A Fight to the Finish
Once the strike occurs, strip-strike with authority for a solid hook-set. After you make the cast, place the rod tip in the water. If the rod tip is left in the air, slack develops immediately, and when you strip, you simply will be moving the slack up and down. If a fish hits while your rod tip is raised, you will have to remove the slack before connecting with the fish. Placing the rod tip in the water keeps your line tight so when the strike does occur, a sharp strip will drive the hook home.
Landing a snook on the beach differs greatly from a backcountry battle. While snook can make good runs, beach fights generally don’t last too long. As with tarpon, “bowing” to an airborne snook keeps it buttoned up.
I believe most lost fish come unglued when they swim toward the angler. When this happens, the natural tendency is to raise the rod tip and reel quickly to eliminate slack. As the reel is cranked, the tip wiggles back and forth — the same motion that you might use to free a snag. A better tactic is to drop the rod tip into the water and then reel. The water resistance keeps tension on the fish until the slack is gone.
When you land your snook, be very careful not to lift the fish by its lower jaw alone, but rather support its underside as well. A long battle can be fatiguing to a large snook, particularly in the summer.

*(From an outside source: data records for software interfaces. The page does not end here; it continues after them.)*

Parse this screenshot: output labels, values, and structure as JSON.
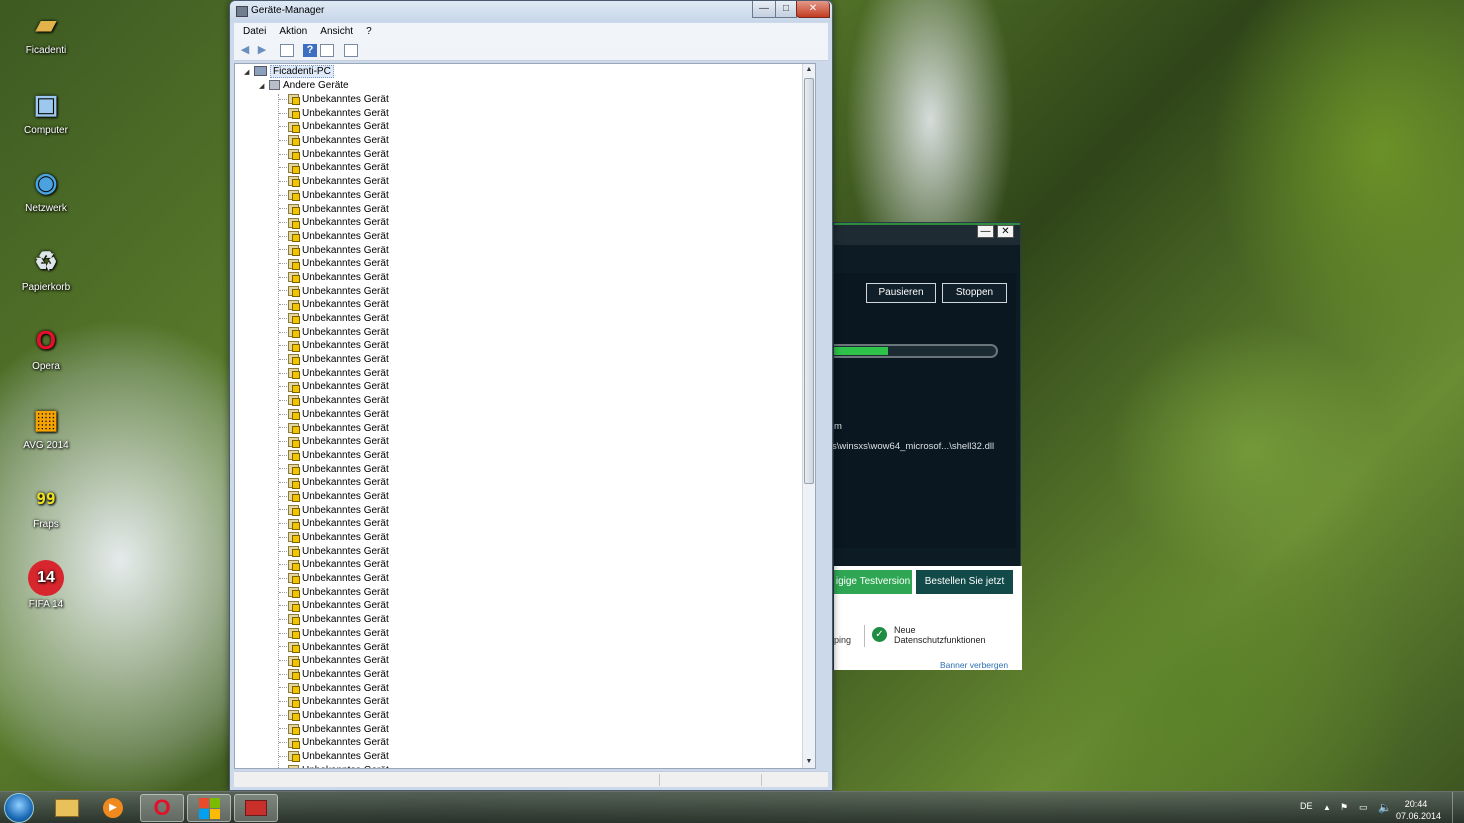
{
  "desktop": {
    "icons": [
      {
        "label": "Ficadenti",
        "icon": "user-folder-icon"
      },
      {
        "label": "Computer",
        "icon": "computer-icon"
      },
      {
        "label": "Netzwerk",
        "icon": "network-globe-icon"
      },
      {
        "label": "Papierkorb",
        "icon": "recycle-bin-icon"
      },
      {
        "label": "Opera",
        "icon": "opera-icon"
      },
      {
        "label": "AVG 2014",
        "icon": "avg-icon"
      },
      {
        "label": "Fraps",
        "icon": "fraps-icon"
      },
      {
        "label": "FIFA 14",
        "icon": "fifa-icon"
      }
    ]
  },
  "device_manager": {
    "title": "Geräte-Manager",
    "window_buttons": {
      "minimize": "—",
      "maximize": "□",
      "close": "✕"
    },
    "menu": [
      "Datei",
      "Aktion",
      "Ansicht",
      "?"
    ],
    "toolbar_icons": [
      "back-arrow-icon",
      "forward-arrow-icon",
      "properties-icon",
      "help-icon",
      "view-icon",
      "scan-hardware-icon"
    ],
    "tree": {
      "root": "Ficadenti-PC",
      "group": "Andere Geräte",
      "device_label": "Unbekanntes Gerät",
      "device_count": 50
    }
  },
  "avg_scan": {
    "buttons": {
      "pause": "Pausieren",
      "stop": "Stoppen"
    },
    "progress": 0.33,
    "partial_text": "m",
    "file_path": "s\\winsxs\\wow64_microsof...\\shell32.dll",
    "banner": {
      "trial_button": "igige Testversion",
      "order_button": "Bestellen Sie jetzt",
      "partial_left": "ping",
      "feature_line1": "Neue",
      "feature_line2": "Datenschutzfunktionen",
      "hide_link": "Banner verbergen"
    },
    "window_buttons": {
      "minimize": "—",
      "close": "✕"
    }
  },
  "taskbar": {
    "language": "DE",
    "time": "20:44",
    "date": "07.06.2014"
  }
}
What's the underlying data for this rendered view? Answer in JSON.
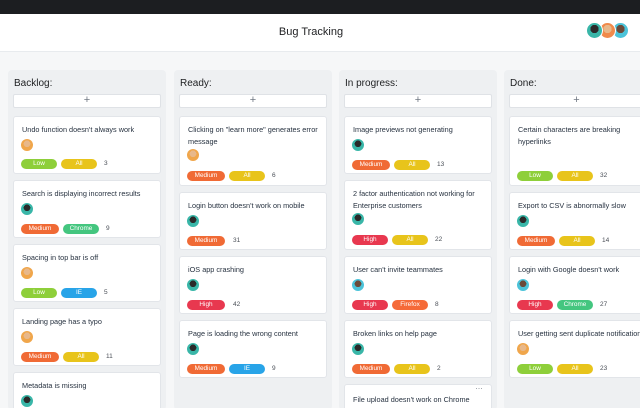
{
  "header": {
    "title": "Bug Tracking"
  },
  "colors": {
    "Low": "#8ecf3a",
    "All": "#e8c41b",
    "Medium": "#f06a35",
    "High": "#e8384f",
    "Chrome": "#44c67f",
    "IE": "#28a4e8",
    "Firefox": "#f56a38"
  },
  "icons": {
    "add": "+",
    "more": "…"
  },
  "columns": [
    {
      "title": "Backlog:",
      "cards": [
        {
          "text": "Undo function doesn't always work",
          "tags": [
            "Low",
            "All"
          ],
          "count": "3"
        },
        {
          "text": "Search is displaying incorrect results",
          "tags": [
            "Medium",
            "Chrome"
          ],
          "count": "9"
        },
        {
          "text": "Spacing in top bar is off",
          "tags": [
            "Low",
            "IE"
          ],
          "count": "5"
        },
        {
          "text": "Landing page has a typo",
          "tags": [
            "Medium",
            "All"
          ],
          "count": "11"
        },
        {
          "text": "Metadata is missing",
          "tags": [],
          "count": ""
        }
      ]
    },
    {
      "title": "Ready:",
      "cards": [
        {
          "text": "Clicking on \"learn more\" generates error message",
          "tags": [
            "Medium",
            "All"
          ],
          "count": "6"
        },
        {
          "text": "Login button doesn't work on mobile",
          "tags": [
            "Medium"
          ],
          "count": "31"
        },
        {
          "text": "iOS app crashing",
          "tags": [
            "High"
          ],
          "count": "42"
        },
        {
          "text": "Page is loading the wrong content",
          "tags": [
            "Medium",
            "IE"
          ],
          "count": "9"
        }
      ]
    },
    {
      "title": "In progress:",
      "cards": [
        {
          "text": "Image previews not generating",
          "tags": [
            "Medium",
            "All"
          ],
          "count": "13"
        },
        {
          "text": "2 factor authentication not working for Enterprise customers",
          "tags": [
            "High",
            "All"
          ],
          "count": "22"
        },
        {
          "text": "User can't invite teammates",
          "tags": [
            "High",
            "Firefox"
          ],
          "count": "8"
        },
        {
          "text": "Broken links on help page",
          "tags": [
            "Medium",
            "All"
          ],
          "count": "2"
        },
        {
          "text": "File upload doesn't work on Chrome",
          "tags": [],
          "count": ""
        }
      ]
    },
    {
      "title": "Done:",
      "cards": [
        {
          "text": "Certain characters are breaking hyperlinks",
          "tags": [
            "Low",
            "All"
          ],
          "count": "32"
        },
        {
          "text": "Export to CSV is abnormally slow",
          "tags": [
            "Medium",
            "All"
          ],
          "count": "14"
        },
        {
          "text": "Login with Google doesn't work",
          "tags": [
            "High",
            "Chrome"
          ],
          "count": "27"
        },
        {
          "text": "User getting sent duplicate notifications",
          "tags": [
            "Low",
            "All"
          ],
          "count": "23"
        }
      ]
    }
  ]
}
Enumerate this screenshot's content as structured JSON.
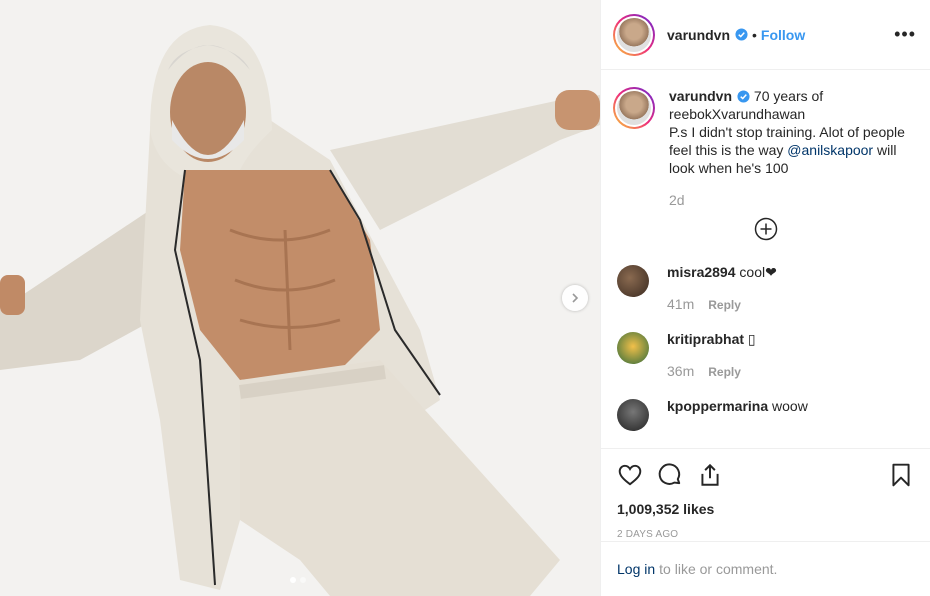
{
  "post": {
    "username": "varundvn",
    "follow_label": "Follow",
    "separator": "•",
    "more_label": "•••",
    "caption_line1": "70 years of",
    "caption_line2": "reebokXvarundhawan",
    "caption_line3": "P.s I didn't stop training. Alot of people feel this is the way",
    "caption_mention": "@anilskapoor",
    "caption_end": " will look when he's 100",
    "caption_time": "2d",
    "likes": "1,009,352 likes",
    "posted_ago": "2 DAYS AGO",
    "carousel": {
      "total": 2,
      "active": 1
    }
  },
  "comments": [
    {
      "username": "misra2894",
      "text": "cool❤",
      "time": "41m",
      "reply": "Reply",
      "avatar_color": "#4a3a30"
    },
    {
      "username": "kritiprabhat",
      "text": "▯",
      "time": "36m",
      "reply": "Reply",
      "avatar_color": "#e0a020"
    },
    {
      "username": "kpoppermarina",
      "text": "woow",
      "time": "",
      "reply": "",
      "avatar_color": "#333333"
    }
  ],
  "login_bar": {
    "login_label": "Log in",
    "rest": "to like or comment."
  },
  "icons": [
    "heart-icon",
    "comment-icon",
    "share-icon",
    "bookmark-icon",
    "chevron-right-icon",
    "plus-circle-icon",
    "verified-icon"
  ],
  "colors": {
    "link": "#3897f0",
    "mention": "#003569",
    "muted": "#999999",
    "border": "#efefef"
  }
}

Subdue the fish quickly, and never drag it onto the sand. Before you release the fish, make sure it’s strong enough to swim away unaided.
Equipment and Rigging

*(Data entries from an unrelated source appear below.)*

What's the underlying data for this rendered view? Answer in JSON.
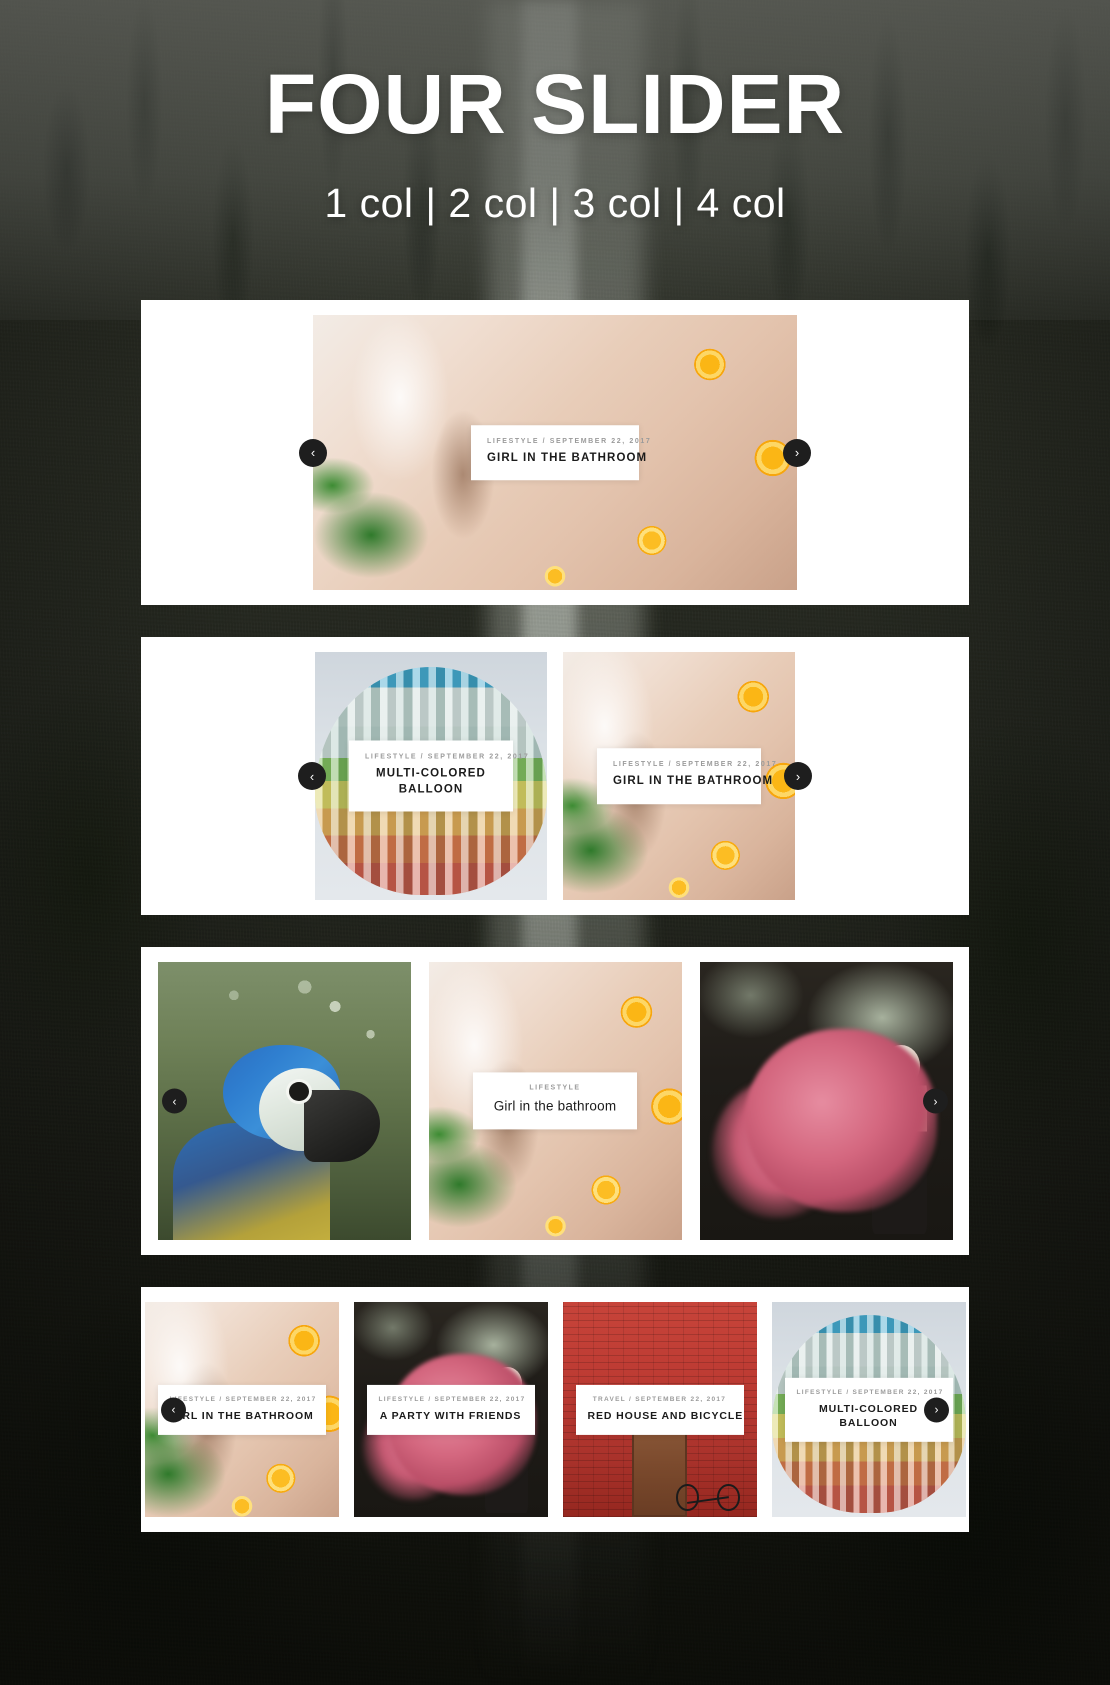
{
  "hero": {
    "title": "FOUR SLIDER",
    "subtitle": "1 col | 2 col | 3 col | 4 col"
  },
  "icons": {
    "prev": "‹",
    "next": "›"
  },
  "colors": {
    "panel_bg": "#ffffff",
    "arrow_bg": "#1e1e1e",
    "arrow_fg": "#ffffff",
    "caption_bg": "#ffffff",
    "caption_title": "#1b1b1b",
    "caption_meta": "#9b9b9b",
    "hero_text": "#ffffff"
  },
  "sliders": [
    {
      "name": "one-column-slider",
      "columns": 1,
      "slides": [
        {
          "photo": "girl-in-the-bathroom",
          "meta": "LIFESTYLE / SEPTEMBER 22, 2017",
          "title": "GIRL IN THE BATHROOM"
        }
      ]
    },
    {
      "name": "two-column-slider",
      "columns": 2,
      "slides": [
        {
          "photo": "multi-colored-balloon",
          "meta": "LIFESTYLE / SEPTEMBER 22, 2017",
          "title": "MULTI-COLORED BALLOON"
        },
        {
          "photo": "girl-in-the-bathroom",
          "meta": "LIFESTYLE / SEPTEMBER 22, 2017",
          "title": "GIRL IN THE BATHROOM"
        }
      ]
    },
    {
      "name": "three-column-slider",
      "columns": 3,
      "slides": [
        {
          "photo": "parrot",
          "meta": "",
          "title": ""
        },
        {
          "photo": "girl-in-the-bathroom",
          "meta": "LIFESTYLE",
          "title": "Girl in the bathroom"
        },
        {
          "photo": "pink-smoke",
          "meta": "",
          "title": ""
        }
      ]
    },
    {
      "name": "four-column-slider",
      "columns": 4,
      "slides": [
        {
          "photo": "girl-in-the-bathroom",
          "meta": "LIFESTYLE / SEPTEMBER 22, 2017",
          "title": "GIRL IN THE BATHROOM"
        },
        {
          "photo": "pink-smoke",
          "meta": "LIFESTYLE / SEPTEMBER 22, 2017",
          "title": "A PARTY WITH FRIENDS"
        },
        {
          "photo": "red-house-and-bicycle",
          "meta": "TRAVEL / SEPTEMBER 22, 2017",
          "title": "RED HOUSE AND BICYCLE"
        },
        {
          "photo": "multi-colored-balloon",
          "meta": "LIFESTYLE / SEPTEMBER 22, 2017",
          "title": "MULTI-COLORED BALLOON"
        }
      ]
    }
  ]
}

Rods: A 9-foot 8-weight rod with an appropriate-size reel is the perfect setup for beach snook. Many visitors bring 9- and 10-weights, but a day or so of blind-casting will usually justify the purchase of an 8 before the trip home. You can catch snook on lighter outfits, but picking up and swiftly delivering a No. 2 fly in breezy conditions can be a tall order with lighter equipment.
Lines: A floating line works well in most situations. A line such as a bonefish taper will load the rod quickly and shoot well, allowing for gentle presentations on longer casts. Intermediate lines have their place as well. When you’re sight-fishing and snook are extra spooky, a clear intermediate line provides stealthier presentations and allows the use of a shorter leader. The downside is a slower, more difficult pickup when taking a second shot at a moving fish. Intermediate lines really shine when there is wave action. A floating line will follow the contour of the surface, and every wave will add just that much more slack, while an intermediate line will cut through the wave to give a direct connection to the fly.
Leaders: For me, a simple formula works best, and here it is. For sight-fishing, I prefer a 9-footer that follows the 50 percent, 25 percent, 25 percent formula. The 4½-foot butt is 40-pound-test, the 2¼-foot midsection is 30-pound-test, and the 2¼-foot tippet is 20-pound-test. In addition, a 12-inch bite tippet of 30-pound-test may be added if you expect to encounter larger females, as wear from their rough mouths can substantially weaken the material. I prefer mono for the butt and midsection and fluorocarbon for the tippet and bite tippet. On the terminal end, I use a nonslip loop knot that allows the fly to swing freely.
Fly Fishing for Beach Snook
A Fight to the Finish